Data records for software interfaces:
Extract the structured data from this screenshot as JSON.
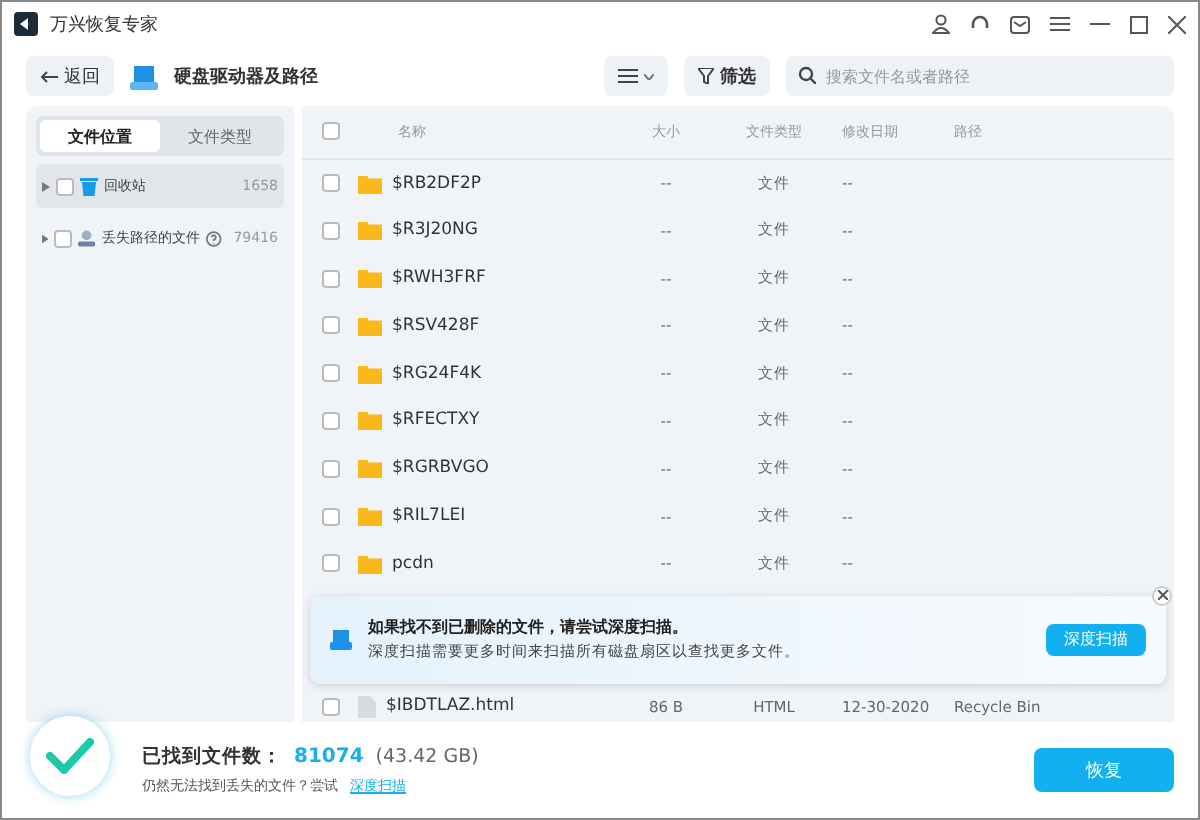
{
  "window": {
    "title": "万兴恢复专家"
  },
  "toolbar": {
    "back": "返回",
    "location": "硬盘驱动器及路径",
    "filter": "筛选",
    "search_placeholder": "搜索文件名或者路径"
  },
  "side_tabs": [
    {
      "label": "文件位置",
      "selected": true
    },
    {
      "label": "文件类型",
      "selected": false
    }
  ],
  "tree": [
    {
      "label": "回收站",
      "count": "1658",
      "kind": "trash",
      "selected": true,
      "help": false,
      "checked": false
    },
    {
      "label": "丢失路径的文件",
      "count": "79416",
      "kind": "lost",
      "selected": false,
      "help": true,
      "checked": false
    }
  ],
  "table": {
    "select_all_checked": false,
    "columns": [
      "名称",
      "大小",
      "文件类型",
      "修改日期",
      "路径"
    ],
    "rows": [
      {
        "name": "$RB2DF2P",
        "size": "--",
        "type": "文件",
        "date": "--",
        "path": "",
        "kind": "folder",
        "checked": false
      },
      {
        "name": "$R3J20NG",
        "size": "--",
        "type": "文件",
        "date": "--",
        "path": "",
        "kind": "folder",
        "checked": false
      },
      {
        "name": "$RWH3FRF",
        "size": "--",
        "type": "文件",
        "date": "--",
        "path": "",
        "kind": "folder",
        "checked": false
      },
      {
        "name": "$RSV428F",
        "size": "--",
        "type": "文件",
        "date": "--",
        "path": "",
        "kind": "folder",
        "checked": false
      },
      {
        "name": "$RG24F4K",
        "size": "--",
        "type": "文件",
        "date": "--",
        "path": "",
        "kind": "folder",
        "checked": false
      },
      {
        "name": "$RFECTXY",
        "size": "--",
        "type": "文件",
        "date": "--",
        "path": "",
        "kind": "folder",
        "checked": false
      },
      {
        "name": "$RGRBVGO",
        "size": "--",
        "type": "文件",
        "date": "--",
        "path": "",
        "kind": "folder",
        "checked": false
      },
      {
        "name": "$RIL7LEI",
        "size": "--",
        "type": "文件",
        "date": "--",
        "path": "",
        "kind": "folder",
        "checked": false
      },
      {
        "name": "pcdn",
        "size": "--",
        "type": "文件",
        "date": "--",
        "path": "",
        "kind": "folder",
        "checked": false
      },
      {
        "name": "$IBDTLAZ.html",
        "size": "86 B",
        "type": "HTML",
        "date": "12-30-2020",
        "path": "Recycle Bin",
        "kind": "file",
        "checked": false
      }
    ]
  },
  "banner": {
    "title": "如果找不到已删除的文件，请尝试深度扫描。",
    "text": "深度扫描需要更多时间来扫描所有磁盘扇区以查找更多文件。",
    "button": "深度扫描"
  },
  "footer": {
    "found_label": "已找到文件数：",
    "count": "81074",
    "size": "(43.42 GB)",
    "hint": "仍然无法找到丢失的文件？尝试",
    "link": "深度扫描",
    "recover": "恢复"
  }
}
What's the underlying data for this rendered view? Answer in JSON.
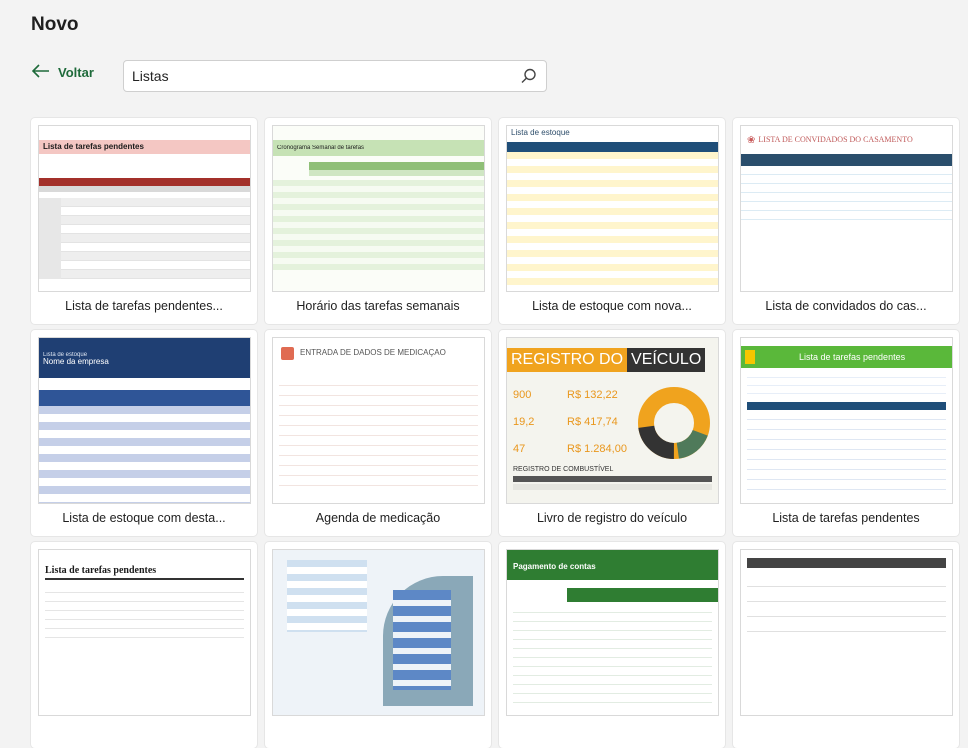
{
  "page": {
    "title": "Novo"
  },
  "nav": {
    "back_label": "Voltar"
  },
  "search": {
    "value": "Listas",
    "placeholder": ""
  },
  "templates": [
    {
      "caption": "Lista de tarefas pendentes...",
      "thumb_title": "Lista de tarefas pendentes"
    },
    {
      "caption": "Horário das tarefas semanais",
      "thumb_title": "Cronograma Semanal de tarefas"
    },
    {
      "caption": "Lista de estoque com nova...",
      "thumb_title": "Lista de estoque"
    },
    {
      "caption": "Lista de convidados do cas...",
      "thumb_title": "LISTA DE CONVIDADOS DO CASAMENTO"
    },
    {
      "caption": "Lista de estoque com desta...",
      "thumb_title": "Lista de estoque",
      "thumb_subtitle": "Nome da empresa"
    },
    {
      "caption": "Agenda de medicação",
      "thumb_title": "ENTRADA DE DADOS DE MEDICAÇÃO"
    },
    {
      "caption": "Livro de registro do veículo",
      "thumb_title_a": "REGISTRO DO",
      "thumb_title_b": "VEÍCULO",
      "thumb_values": [
        "900",
        "R$ 132,22",
        "19,2",
        "R$ 417,74",
        "47",
        "R$ 1.284,00"
      ],
      "thumb_section": "REGISTRO DE COMBUSTÍVEL"
    },
    {
      "caption": "Lista de tarefas pendentes",
      "thumb_title": "Lista de tarefas pendentes"
    },
    {
      "caption": "",
      "thumb_title": "Lista de tarefas pendentes"
    },
    {
      "caption": "",
      "thumb_title": ""
    },
    {
      "caption": "",
      "thumb_title": "Pagamento de contas"
    },
    {
      "caption": "",
      "thumb_title": ""
    }
  ],
  "colors": {
    "accent": "#1e6a3a",
    "background": "#f3f3f3"
  },
  "icons": {
    "back": "arrow-left-icon",
    "search": "search-icon"
  }
}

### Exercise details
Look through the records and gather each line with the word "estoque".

### Finished exercise
      "caption": "Lista de estoque com nova...",
      "thumb_title": "Lista de estoque"
      "caption": "Lista de estoque com desta...",
      "thumb_title": "Lista de estoque",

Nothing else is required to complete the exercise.